Stored data entries:
╭──
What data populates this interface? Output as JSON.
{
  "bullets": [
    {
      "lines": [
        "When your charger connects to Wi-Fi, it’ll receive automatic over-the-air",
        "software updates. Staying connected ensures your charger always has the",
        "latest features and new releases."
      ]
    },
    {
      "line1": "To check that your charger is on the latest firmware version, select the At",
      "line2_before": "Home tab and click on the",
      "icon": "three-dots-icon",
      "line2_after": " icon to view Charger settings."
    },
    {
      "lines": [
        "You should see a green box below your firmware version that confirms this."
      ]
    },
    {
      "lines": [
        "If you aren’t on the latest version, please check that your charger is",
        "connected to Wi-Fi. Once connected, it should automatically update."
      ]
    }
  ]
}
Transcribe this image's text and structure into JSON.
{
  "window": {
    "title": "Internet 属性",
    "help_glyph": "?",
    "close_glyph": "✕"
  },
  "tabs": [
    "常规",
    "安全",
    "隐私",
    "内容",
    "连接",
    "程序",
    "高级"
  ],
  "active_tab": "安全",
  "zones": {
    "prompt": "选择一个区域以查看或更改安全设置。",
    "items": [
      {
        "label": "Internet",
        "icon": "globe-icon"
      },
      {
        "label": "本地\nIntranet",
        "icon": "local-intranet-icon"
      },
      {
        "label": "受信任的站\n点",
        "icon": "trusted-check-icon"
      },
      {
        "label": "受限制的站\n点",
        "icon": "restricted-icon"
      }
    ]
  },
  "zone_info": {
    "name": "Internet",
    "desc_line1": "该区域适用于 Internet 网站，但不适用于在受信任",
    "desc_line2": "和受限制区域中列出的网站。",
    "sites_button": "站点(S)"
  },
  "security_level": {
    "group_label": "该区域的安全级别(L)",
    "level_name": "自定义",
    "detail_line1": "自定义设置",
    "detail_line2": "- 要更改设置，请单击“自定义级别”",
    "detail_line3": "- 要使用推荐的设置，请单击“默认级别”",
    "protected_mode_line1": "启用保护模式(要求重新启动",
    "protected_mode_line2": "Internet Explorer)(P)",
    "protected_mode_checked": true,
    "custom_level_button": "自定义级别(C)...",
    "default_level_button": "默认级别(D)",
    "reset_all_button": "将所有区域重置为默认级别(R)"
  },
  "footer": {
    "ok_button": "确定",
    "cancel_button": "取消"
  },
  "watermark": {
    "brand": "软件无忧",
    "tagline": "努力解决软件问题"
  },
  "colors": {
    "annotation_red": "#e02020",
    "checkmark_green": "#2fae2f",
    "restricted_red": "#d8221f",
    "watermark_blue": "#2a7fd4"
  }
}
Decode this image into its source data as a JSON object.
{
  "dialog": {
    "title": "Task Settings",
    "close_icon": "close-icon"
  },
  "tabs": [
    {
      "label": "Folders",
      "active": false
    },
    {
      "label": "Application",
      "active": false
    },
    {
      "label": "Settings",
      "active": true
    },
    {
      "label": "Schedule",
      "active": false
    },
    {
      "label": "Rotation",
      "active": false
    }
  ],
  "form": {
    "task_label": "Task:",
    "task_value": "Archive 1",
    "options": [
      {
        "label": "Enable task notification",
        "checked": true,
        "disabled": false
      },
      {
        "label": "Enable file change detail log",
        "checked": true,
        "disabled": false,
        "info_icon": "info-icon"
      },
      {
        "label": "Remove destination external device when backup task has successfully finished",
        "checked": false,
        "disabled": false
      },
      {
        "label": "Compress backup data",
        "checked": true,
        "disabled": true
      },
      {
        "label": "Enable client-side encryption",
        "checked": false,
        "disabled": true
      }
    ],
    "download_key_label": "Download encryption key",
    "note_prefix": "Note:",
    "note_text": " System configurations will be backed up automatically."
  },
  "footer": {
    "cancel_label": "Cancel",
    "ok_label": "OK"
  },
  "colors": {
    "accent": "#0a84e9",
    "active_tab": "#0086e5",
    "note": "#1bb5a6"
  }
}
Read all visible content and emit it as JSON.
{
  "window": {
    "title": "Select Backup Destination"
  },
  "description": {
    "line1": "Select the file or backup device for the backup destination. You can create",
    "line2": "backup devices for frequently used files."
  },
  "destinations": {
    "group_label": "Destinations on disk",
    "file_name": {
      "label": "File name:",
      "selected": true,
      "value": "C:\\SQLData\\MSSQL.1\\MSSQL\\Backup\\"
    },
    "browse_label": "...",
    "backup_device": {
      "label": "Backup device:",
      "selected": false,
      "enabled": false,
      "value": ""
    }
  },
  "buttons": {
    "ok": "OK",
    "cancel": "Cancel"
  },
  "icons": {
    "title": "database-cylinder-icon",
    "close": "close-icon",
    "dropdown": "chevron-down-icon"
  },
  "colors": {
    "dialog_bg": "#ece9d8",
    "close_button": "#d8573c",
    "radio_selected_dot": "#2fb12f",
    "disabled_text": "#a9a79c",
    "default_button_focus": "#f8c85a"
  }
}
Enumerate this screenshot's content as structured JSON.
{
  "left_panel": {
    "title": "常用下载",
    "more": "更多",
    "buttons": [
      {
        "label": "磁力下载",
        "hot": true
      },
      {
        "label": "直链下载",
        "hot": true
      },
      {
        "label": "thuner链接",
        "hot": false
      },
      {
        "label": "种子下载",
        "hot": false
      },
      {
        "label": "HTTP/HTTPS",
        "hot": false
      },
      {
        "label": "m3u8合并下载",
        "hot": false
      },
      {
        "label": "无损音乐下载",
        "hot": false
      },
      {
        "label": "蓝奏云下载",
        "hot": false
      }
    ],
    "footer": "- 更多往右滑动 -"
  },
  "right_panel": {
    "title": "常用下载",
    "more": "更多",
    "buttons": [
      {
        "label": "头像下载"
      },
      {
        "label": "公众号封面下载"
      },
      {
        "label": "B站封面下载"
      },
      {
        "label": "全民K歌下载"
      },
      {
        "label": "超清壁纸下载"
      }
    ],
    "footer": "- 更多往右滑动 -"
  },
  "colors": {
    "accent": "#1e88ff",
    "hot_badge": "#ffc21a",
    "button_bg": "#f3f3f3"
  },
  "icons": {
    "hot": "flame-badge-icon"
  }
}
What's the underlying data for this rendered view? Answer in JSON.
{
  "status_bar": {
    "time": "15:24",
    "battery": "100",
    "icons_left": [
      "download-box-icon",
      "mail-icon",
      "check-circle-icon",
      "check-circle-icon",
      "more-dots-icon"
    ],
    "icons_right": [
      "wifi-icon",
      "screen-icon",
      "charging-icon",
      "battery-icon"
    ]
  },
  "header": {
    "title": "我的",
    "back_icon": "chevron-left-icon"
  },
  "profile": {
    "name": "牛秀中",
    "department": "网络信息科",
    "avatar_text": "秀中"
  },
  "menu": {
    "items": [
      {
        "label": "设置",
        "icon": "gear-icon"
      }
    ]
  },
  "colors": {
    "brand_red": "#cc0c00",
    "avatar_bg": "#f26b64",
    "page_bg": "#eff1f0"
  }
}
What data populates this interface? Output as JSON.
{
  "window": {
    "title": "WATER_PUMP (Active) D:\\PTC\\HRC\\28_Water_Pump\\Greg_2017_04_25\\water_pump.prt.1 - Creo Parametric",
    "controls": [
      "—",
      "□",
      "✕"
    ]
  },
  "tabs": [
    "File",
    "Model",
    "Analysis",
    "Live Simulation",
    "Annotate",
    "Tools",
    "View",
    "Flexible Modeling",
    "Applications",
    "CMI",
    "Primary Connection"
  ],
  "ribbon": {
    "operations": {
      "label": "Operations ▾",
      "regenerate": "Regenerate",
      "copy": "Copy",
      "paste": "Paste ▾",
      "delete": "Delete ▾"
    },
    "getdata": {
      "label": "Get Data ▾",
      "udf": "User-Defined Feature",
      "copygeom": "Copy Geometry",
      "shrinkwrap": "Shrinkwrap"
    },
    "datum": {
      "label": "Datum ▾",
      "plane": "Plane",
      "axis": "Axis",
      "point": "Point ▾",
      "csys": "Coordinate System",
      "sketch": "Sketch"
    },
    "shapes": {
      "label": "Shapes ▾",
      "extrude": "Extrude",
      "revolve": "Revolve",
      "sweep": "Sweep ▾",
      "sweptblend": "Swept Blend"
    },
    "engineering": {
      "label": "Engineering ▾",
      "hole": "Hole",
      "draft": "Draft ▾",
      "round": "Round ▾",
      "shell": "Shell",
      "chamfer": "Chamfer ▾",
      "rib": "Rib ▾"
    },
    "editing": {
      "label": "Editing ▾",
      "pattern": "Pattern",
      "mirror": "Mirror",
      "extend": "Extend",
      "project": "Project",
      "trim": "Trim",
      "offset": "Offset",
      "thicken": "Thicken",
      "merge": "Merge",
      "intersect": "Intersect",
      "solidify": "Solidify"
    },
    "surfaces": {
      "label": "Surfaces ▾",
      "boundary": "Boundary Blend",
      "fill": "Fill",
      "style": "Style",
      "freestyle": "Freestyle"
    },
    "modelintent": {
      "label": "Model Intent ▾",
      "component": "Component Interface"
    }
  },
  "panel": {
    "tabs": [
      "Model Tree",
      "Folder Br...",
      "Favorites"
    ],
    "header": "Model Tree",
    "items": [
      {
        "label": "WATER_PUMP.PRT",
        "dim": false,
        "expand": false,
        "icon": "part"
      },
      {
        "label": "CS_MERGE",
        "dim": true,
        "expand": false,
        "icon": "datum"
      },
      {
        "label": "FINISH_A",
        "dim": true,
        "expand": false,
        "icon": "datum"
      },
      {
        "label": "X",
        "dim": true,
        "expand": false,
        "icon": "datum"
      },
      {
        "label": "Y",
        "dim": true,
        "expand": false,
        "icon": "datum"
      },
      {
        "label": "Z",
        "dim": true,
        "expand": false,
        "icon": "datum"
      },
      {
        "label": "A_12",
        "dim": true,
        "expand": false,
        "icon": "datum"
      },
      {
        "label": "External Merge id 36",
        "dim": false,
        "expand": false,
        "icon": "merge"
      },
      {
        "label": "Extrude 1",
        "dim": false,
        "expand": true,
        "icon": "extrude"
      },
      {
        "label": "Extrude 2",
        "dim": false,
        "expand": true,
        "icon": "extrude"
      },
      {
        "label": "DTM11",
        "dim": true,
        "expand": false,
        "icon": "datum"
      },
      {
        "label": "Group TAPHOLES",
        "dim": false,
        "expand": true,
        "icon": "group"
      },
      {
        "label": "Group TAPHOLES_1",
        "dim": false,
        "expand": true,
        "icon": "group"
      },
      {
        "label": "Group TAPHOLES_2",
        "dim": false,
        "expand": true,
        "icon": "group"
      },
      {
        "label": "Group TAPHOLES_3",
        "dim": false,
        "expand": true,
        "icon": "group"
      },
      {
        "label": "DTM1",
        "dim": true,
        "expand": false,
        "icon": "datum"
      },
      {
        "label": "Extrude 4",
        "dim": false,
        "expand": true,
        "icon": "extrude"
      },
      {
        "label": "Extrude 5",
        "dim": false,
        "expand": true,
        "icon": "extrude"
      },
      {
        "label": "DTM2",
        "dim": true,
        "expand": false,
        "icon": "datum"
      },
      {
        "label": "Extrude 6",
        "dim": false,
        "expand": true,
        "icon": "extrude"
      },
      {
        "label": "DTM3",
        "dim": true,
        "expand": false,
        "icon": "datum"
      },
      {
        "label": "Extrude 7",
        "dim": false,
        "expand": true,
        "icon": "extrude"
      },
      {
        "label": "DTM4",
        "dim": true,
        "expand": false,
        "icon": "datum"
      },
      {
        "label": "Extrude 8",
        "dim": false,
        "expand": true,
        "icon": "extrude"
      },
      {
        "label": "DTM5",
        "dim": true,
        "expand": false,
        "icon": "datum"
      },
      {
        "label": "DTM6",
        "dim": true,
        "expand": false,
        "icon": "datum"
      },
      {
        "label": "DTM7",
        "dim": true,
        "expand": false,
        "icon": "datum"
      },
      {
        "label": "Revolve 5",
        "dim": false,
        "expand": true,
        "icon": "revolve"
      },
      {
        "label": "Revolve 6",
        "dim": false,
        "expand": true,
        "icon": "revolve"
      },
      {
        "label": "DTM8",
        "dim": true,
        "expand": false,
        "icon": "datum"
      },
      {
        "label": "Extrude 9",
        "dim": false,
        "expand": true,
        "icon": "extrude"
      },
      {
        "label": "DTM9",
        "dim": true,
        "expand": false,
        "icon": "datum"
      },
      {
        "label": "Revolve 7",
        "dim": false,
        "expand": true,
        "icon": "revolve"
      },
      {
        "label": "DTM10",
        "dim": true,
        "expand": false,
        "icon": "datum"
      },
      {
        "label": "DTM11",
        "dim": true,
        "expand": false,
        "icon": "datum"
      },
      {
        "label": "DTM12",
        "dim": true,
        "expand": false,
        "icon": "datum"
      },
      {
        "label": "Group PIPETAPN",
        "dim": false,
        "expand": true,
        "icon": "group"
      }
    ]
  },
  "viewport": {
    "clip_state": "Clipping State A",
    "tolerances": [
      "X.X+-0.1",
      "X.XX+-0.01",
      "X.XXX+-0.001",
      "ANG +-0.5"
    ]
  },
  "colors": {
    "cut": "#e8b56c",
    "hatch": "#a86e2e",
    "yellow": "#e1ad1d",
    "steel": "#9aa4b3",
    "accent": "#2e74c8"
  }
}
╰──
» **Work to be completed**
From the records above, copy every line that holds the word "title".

» **Exercise answer**
    "title": "Internet 属性",
    "title": "Task Settings",
    "title": "Select Backup Destination"
    "title": "database-cylinder-icon",
    "title": "常用下载",
    "title": "常用下载",
    "title": "我的",
    "title": "WATER_PUMP (Active) D:\\PTC\\HRC\\28_Water_Pump\\Greg_2017_04_25\\water_pump.prt.1 - Creo Parametric",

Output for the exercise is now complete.